Of course a reformed Church would be a great boon in our efforts to find an effective voice in the public square. But in the meantime, with all its drawbacks – not least that ‘dictatorship of relativism’ which does scant justice to reasoned conversation – the culture of Post Modernity has opened the public forum to alternative voices and to a notion of rationality which transcends the merely empirical and scientific. And so, even now, we can be bolder in our articulation of those ‘rumours of angels’ to which Berger referred a long time ago. If we do so, in Ireland and elsewhere too, from a position of some embarrassment and even shame in our present context, then perhaps this place of humiliation and truth is not the worst starting point for people who want to tell about the folly of the Cross, the story of Jesus who emptied himself.

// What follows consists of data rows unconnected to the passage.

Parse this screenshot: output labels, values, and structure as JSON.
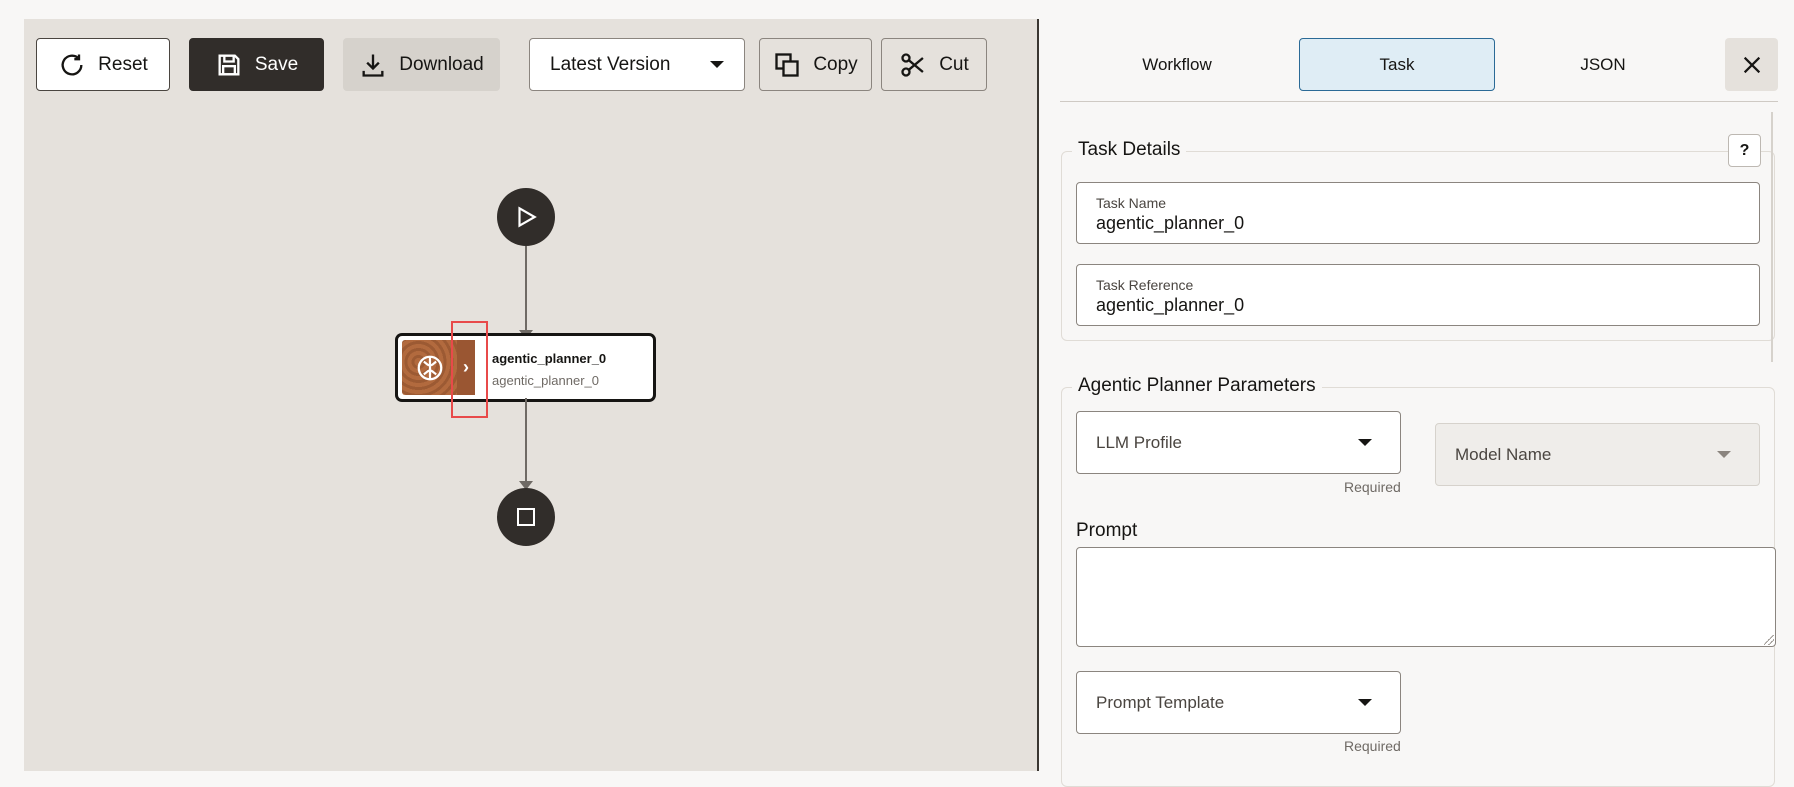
{
  "toolbar": {
    "reset_label": "Reset",
    "save_label": "Save",
    "download_label": "Download",
    "version_value": "Latest Version",
    "copy_label": "Copy",
    "cut_label": "Cut"
  },
  "canvas": {
    "task_node": {
      "title": "agentic_planner_0",
      "subtitle": "agentic_planner_0",
      "icon": "brain-icon",
      "expand_glyph": "›"
    }
  },
  "panel": {
    "tabs": [
      {
        "label": "Workflow",
        "active": false
      },
      {
        "label": "Task",
        "active": true
      },
      {
        "label": "JSON",
        "active": false
      }
    ],
    "task_details": {
      "legend": "Task Details",
      "help": "?",
      "task_name_label": "Task Name",
      "task_name_value": "agentic_planner_0",
      "task_reference_label": "Task Reference",
      "task_reference_value": "agentic_planner_0"
    },
    "agentic_params": {
      "legend": "Agentic Planner Parameters",
      "llm_profile_label": "LLM Profile",
      "model_name_label": "Model Name",
      "required_text": "Required",
      "prompt_label": "Prompt",
      "prompt_value": "",
      "prompt_template_label": "Prompt Template",
      "required_text_2": "Required"
    }
  },
  "colors": {
    "accent_dark": "#312d2a",
    "tab_active_bg": "#dfedf5",
    "tab_active_border": "#2b6a96",
    "node_brown": "#9a5632",
    "highlight_red": "#e84a4a"
  }
}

We will need imagination and creativity, as well as hard thinking and not a little courage, to discover the idiom which allows our voices to be heard again in the public square. But, like the two disciples on the way to Emmaus, our world has great need, on so many fronts, to understand that all is not as it seems, that ‘all will be well’. When Jesus has told us that he has come to bring us all life, to the full, how can we remain silent, how can we do less than try to find good ways of entering the public square with the ‘full hand’ of faith?
Gerry O’Hanlon SJ is Associate Professor of Systematic Theology at the Milltown Institute and staff member of the Jesuit Centre for Faith and Justice in Dublin.
This article is based on extracts from his recent publication, Theology in the Irish Public Square (Dublin: Columba Press, 2010), available at www.columba.ie